▸ **Input**
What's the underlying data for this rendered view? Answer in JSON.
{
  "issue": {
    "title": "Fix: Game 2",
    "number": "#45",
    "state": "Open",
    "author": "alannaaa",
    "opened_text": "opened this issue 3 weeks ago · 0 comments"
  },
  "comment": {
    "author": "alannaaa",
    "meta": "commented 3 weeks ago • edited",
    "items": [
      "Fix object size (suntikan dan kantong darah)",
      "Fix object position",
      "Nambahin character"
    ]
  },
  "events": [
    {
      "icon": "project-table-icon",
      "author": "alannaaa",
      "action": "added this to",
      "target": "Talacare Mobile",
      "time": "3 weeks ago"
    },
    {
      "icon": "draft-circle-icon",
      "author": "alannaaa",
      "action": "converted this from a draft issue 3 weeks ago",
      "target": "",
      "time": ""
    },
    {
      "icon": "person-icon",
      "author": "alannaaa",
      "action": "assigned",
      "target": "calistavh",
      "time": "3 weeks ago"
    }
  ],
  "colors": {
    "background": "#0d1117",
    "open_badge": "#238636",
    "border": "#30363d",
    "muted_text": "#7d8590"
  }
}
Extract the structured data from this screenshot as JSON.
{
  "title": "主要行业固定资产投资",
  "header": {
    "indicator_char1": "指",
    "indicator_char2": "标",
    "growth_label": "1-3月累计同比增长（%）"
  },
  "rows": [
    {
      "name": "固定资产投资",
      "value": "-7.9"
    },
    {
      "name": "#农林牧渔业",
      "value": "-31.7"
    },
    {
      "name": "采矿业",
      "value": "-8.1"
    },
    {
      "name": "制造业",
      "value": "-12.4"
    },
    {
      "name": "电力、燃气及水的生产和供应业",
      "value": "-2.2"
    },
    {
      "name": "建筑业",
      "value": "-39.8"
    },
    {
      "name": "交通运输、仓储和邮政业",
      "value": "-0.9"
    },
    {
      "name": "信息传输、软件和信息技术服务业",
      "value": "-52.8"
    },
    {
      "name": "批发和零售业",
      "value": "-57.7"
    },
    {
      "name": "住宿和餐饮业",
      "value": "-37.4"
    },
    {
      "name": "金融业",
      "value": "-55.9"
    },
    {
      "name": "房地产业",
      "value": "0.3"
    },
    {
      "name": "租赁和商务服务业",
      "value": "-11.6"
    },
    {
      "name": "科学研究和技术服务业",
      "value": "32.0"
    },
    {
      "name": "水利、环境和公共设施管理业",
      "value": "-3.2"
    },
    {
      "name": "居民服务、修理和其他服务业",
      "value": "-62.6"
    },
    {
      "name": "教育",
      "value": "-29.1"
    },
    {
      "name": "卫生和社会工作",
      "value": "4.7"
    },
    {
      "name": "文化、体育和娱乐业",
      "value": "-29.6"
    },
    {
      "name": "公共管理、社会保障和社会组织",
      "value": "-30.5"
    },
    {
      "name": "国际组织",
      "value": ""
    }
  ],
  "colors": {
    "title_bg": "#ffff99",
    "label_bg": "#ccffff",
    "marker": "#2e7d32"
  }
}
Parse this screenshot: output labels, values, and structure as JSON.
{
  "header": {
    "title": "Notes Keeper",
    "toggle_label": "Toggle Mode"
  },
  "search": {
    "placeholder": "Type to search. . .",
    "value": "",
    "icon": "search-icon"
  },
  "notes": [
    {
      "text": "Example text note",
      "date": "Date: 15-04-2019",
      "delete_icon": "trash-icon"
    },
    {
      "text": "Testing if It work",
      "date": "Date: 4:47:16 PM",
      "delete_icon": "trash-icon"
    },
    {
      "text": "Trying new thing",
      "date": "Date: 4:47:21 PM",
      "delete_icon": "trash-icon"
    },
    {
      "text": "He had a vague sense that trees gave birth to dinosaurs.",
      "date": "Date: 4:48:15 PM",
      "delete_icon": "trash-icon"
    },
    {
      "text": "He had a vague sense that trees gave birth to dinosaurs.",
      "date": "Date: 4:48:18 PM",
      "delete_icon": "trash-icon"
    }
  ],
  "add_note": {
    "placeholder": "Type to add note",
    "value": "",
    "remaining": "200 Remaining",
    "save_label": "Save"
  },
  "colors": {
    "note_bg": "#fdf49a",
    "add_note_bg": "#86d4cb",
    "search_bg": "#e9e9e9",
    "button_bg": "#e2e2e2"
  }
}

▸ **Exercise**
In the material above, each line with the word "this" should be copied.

▸ **Reply**
What's the underlying data for this rendered view? Answer in JSON.
    "opened_text": "opened this issue 3 weeks ago · 0 comments"
      "action": "added this to",
      "action": "converted this from a draft issue 3 weeks ago",
Extract the structured data from this screenshot as JSON.
Parse this screenshot: output labels, values, and structure as JSON.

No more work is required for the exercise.